WHO and NHS recommendations were presented, which are:

  • integrating effective and safe CAM to conventional health care, and
  • performing informative campaigns to people.

Dr. Fisher closed his lecture urging a change of thinking and health culture, in similar fashion to that of Hungarian physician Dr. Semmelweis, who, in the 19th century observed that cleanliness was key to reducing post-operation deaths. Although his ideas faced derision at the time because they did not match general medical beliefs, they were eventually recognised and accepted as best practice.

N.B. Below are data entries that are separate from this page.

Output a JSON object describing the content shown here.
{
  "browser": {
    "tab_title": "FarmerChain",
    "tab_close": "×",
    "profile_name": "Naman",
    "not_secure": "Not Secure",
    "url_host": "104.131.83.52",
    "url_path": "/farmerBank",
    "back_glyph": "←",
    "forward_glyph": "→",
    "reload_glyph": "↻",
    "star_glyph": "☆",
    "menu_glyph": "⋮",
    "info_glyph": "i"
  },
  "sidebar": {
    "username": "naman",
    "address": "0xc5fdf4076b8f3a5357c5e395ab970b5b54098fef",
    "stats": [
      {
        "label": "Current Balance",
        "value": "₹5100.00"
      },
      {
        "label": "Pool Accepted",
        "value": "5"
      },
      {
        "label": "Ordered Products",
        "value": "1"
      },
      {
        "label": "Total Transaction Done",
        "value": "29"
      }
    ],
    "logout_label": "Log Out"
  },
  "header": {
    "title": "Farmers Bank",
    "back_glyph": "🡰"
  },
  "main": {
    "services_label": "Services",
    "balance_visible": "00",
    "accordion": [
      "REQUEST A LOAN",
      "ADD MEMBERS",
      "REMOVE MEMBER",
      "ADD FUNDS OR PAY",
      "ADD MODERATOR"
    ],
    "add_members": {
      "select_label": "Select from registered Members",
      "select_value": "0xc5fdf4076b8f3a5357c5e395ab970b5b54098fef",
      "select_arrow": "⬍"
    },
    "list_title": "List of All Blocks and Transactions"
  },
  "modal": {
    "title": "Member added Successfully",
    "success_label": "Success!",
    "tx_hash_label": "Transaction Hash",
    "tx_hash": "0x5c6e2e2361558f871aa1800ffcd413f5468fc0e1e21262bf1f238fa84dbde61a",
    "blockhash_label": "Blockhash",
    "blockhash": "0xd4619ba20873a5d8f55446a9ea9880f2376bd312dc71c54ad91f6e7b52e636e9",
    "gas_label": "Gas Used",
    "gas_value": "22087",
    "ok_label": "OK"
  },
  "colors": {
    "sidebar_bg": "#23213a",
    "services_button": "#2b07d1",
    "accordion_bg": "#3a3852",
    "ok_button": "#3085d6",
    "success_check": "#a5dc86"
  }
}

There was an encouraging dialogue between representatives of conventional and CAM representatives during the round-table discussion and coffee break. There is no easy solution to the problem but communication and limiting the use of antibiotics by doctors are equally important. Results of homeopathic doctors’ praxis are the evidence that antibiotic usage can be reduced while maintaining optimal health of patients on a reasonable cost.

Special thanks are extended to Peter Sal (ECH representative, MHOE Board), MHOE Board and members, Lex Rutten (scientifical contribution from ECH), ECH (background support), MOTESZ and Boiron and BioGaia for organising the AMR Forum.

Dr. Edit Katona

MHOE former President, ECH representative